Finally, the Altenberg de Bergheim wines. This site is considered first rate amongst the 51 Grand Crus of Alsace. A steep, south-facing slope comprised of Jurassic limestone-marl on a clay subsoil. The wines from this warm site pair great power with a charming finesse. Domaine Gustave Lorentz withholds the Altenberg wines for 5 years (minimum, I believe) before release. I didn’t taste any Kanzlerberg wines, but look forward to doing so on my next visit to Alsace.

The 2012 Altenberg Riesling was a truly beautiful wine, at once exotic and richly textured and then so very tense and mineral. Of course, Riesling pulls off the balancing act better then any other variety, but this fruit quality and structure sets it a cut above the rest. Great site, great wine.

The 2011 Altenberg Pinot Gris was particularly worthy of note… which is something you won’t hear from me very often! The grape suffers an image problem in the Australian market and this wine is an example of the potential it has to produce intriguing and complex wines. 2011 is also the current release, this is a fantastic wine that belongs on the dinner table. All of these wines are crafted with gastronomy in mind.

People often talk about the affinity that Alsatian wines have with Asian cuisine. There’s no denying some truth in this, but these wines deserve to sit on the table with a broader variety of foods. Maybe try preparing yourself a Choucroute Garnie at home… it’s an old favourite of mine.

Domaine Gustave Lorentz have only recently become available in the Australian market. They are represented by importer Santé wines. Highly recommended!

2017 Bertrand Bespoke Riesling


I was shown a Riesling from Mt. Alexander today by Bertrand Bespoke winemaker Gilles Lapalus.

The wine spent 8 months on lees in old oak, the aromatics are truly beautiful and the palate has a delicate creaminess with brilliantly integrated acidity.

Gilles also showed me the L’Ecume du Jour ‘Pet Nat’, a savoury and nourishing rosé made from Mourvèdre, a red of the same variety and a very fragrant and refreshing Nebbiolo.
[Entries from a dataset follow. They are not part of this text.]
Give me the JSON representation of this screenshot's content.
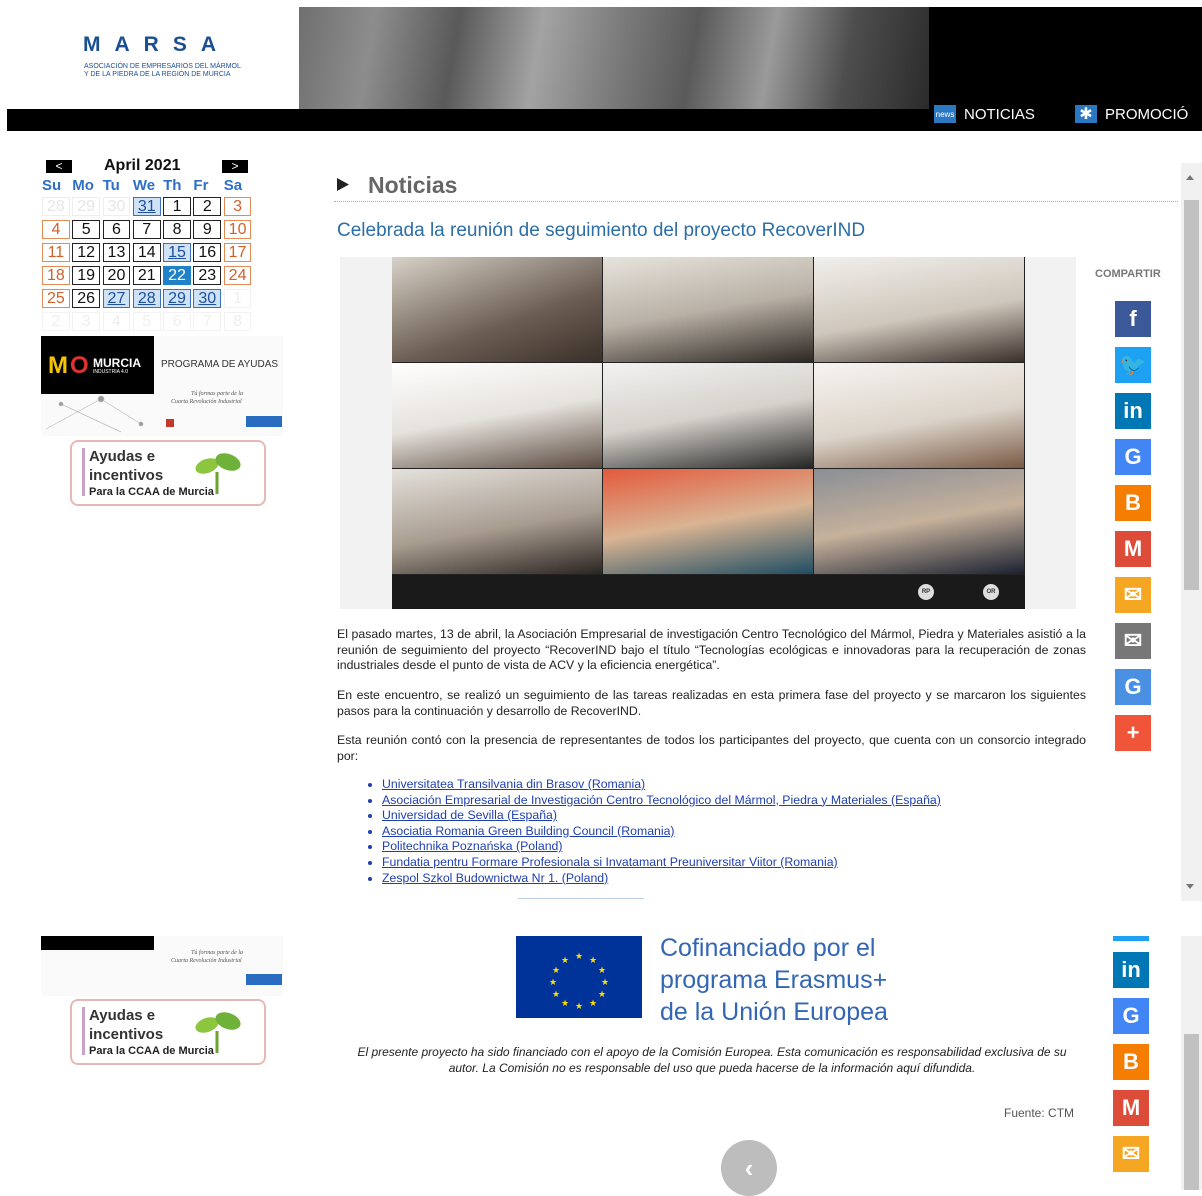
{
  "header": {
    "logo_title": "MARSA",
    "logo_subtitle_1": "ASOCIACIÓN DE EMPRESARIOS DEL MÁRMOL",
    "logo_subtitle_2": "Y DE LA PIEDRA DE LA REGIÓN DE MURCIA",
    "nav": [
      {
        "label": "NOTICIAS",
        "icon_text": "news",
        "icon": "news-icon"
      },
      {
        "label": "PROMOCIÓ",
        "icon_text": "✱",
        "icon": "asterisk-icon"
      }
    ]
  },
  "calendar": {
    "prev": "<",
    "next": ">",
    "month_title": "April 2021",
    "weekdays": [
      "Su",
      "Mo",
      "Tu",
      "We",
      "Th",
      "Fr",
      "Sa"
    ],
    "weeks": [
      [
        "28",
        "29",
        "30",
        "31",
        "1",
        "2",
        "3"
      ],
      [
        "4",
        "5",
        "6",
        "7",
        "8",
        "9",
        "10"
      ],
      [
        "11",
        "12",
        "13",
        "14",
        "15",
        "16",
        "17"
      ],
      [
        "18",
        "19",
        "20",
        "21",
        "22",
        "23",
        "24"
      ],
      [
        "25",
        "26",
        "27",
        "28",
        "29",
        "30",
        "1"
      ],
      [
        "2",
        "3",
        "4",
        "5",
        "6",
        "7",
        "8"
      ]
    ]
  },
  "sidebar": {
    "ad1_brand": "MURCIA",
    "ad1_brand_sub": "INDUSTRIA 4.0",
    "ad1_program": "PROGRAMA DE AYUDAS",
    "ad1_tagline_1": "Tú formas parte de la",
    "ad1_tagline_2": "Cuarta Revolución Industrial",
    "ayudas_line1": "Ayudas e",
    "ayudas_line2": "incentivos",
    "ayudas_line3": "Para la CCAA de Murcia"
  },
  "main": {
    "section_title": "Noticias",
    "article_title": "Celebrada la reunión de seguimiento del proyecto RecoverIND",
    "paragraph_1": "El pasado martes, 13 de abril, la Asociación Empresarial de investigación Centro Tecnológico del Mármol, Piedra y Materiales asistió a la reunión de seguimiento del proyecto “RecoverIND bajo el título “Tecnologías ecológicas e innovadoras para la recuperación de zonas industriales desde el punto de vista de ACV y la eficiencia energética”.",
    "paragraph_2": "En este encuentro, se realizó un seguimiento de las tareas realizadas en esta primera fase del proyecto y se marcaron los siguientes pasos para la continuación y desarrollo de RecoverIND.",
    "paragraph_3": "Esta reunión contó con la presencia de representantes de todos los participantes del proyecto, que cuenta con un consorcio integrado por:",
    "partners": [
      "Universitatea Transilvania din Brasov (Romania)",
      "Asociación Empresarial de Investigación Centro Tecnológico del Mármol, Piedra y Materiales (España)",
      "Universidad de Sevilla (España)",
      "Asociatia Romania Green Building Council (Romania)",
      "Politechnika Poznańska (Poland)",
      "Fundatia pentru Formare Profesionala si Invatamant Preuniversitar Viitor (Romania)",
      "Zespol Szkol Budownictwa Nr 1. (Poland)"
    ],
    "video_badges": [
      "RP",
      "OR"
    ]
  },
  "share": {
    "label": "COMPARTIR",
    "buttons": [
      {
        "name": "facebook-icon",
        "glyph": "f",
        "color": "#3b5998"
      },
      {
        "name": "twitter-icon",
        "glyph": "🐦",
        "color": "#1da1f2"
      },
      {
        "name": "linkedin-icon",
        "glyph": "in",
        "color": "#0077b5"
      },
      {
        "name": "google-icon",
        "glyph": "G",
        "color": "#4285f4"
      },
      {
        "name": "blogger-icon",
        "glyph": "B",
        "color": "#f57d00"
      },
      {
        "name": "gmail-icon",
        "glyph": "M",
        "color": "#dd4b39"
      },
      {
        "name": "mail-orange-icon",
        "glyph": "✉",
        "color": "#f5a623"
      },
      {
        "name": "email-icon",
        "glyph": "✉",
        "color": "#777777"
      },
      {
        "name": "translate-icon",
        "glyph": "G",
        "color": "#4a90e2"
      },
      {
        "name": "more-icon",
        "glyph": "+",
        "color": "#f0553a"
      }
    ],
    "lower_buttons": [
      {
        "name": "linkedin-icon",
        "glyph": "in",
        "color": "#0077b5"
      },
      {
        "name": "google-icon",
        "glyph": "G",
        "color": "#4285f4"
      },
      {
        "name": "blogger-icon",
        "glyph": "B",
        "color": "#f57d00"
      },
      {
        "name": "gmail-icon",
        "glyph": "M",
        "color": "#dd4b39"
      },
      {
        "name": "mail-orange-icon",
        "glyph": "✉",
        "color": "#f5a623"
      }
    ]
  },
  "footer": {
    "eu_line1": "Cofinanciado por el",
    "eu_line2": "programa Erasmus+",
    "eu_line3": "de la Unión Europea",
    "eu_note": "El presente proyecto ha sido financiado con el apoyo de la Comisión Europea. Esta comunicación es responsabilidad exclusiva de su autor. La Comisión no es responsable del uso que pueda hacerse de la información aquí difundida.",
    "source": "Fuente: CTM",
    "prev_glyph": "‹"
  },
  "colors": {
    "brand_blue": "#1b4f92",
    "link_blue": "#2b6ea8",
    "eu_blue": "#003399"
  }
}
All were delicious.

Gilles, formerly winemaker at Sutton Grange is also launching a new project called Maison Lapalus… the 2017 Syrah I just tried was absolutely lovely.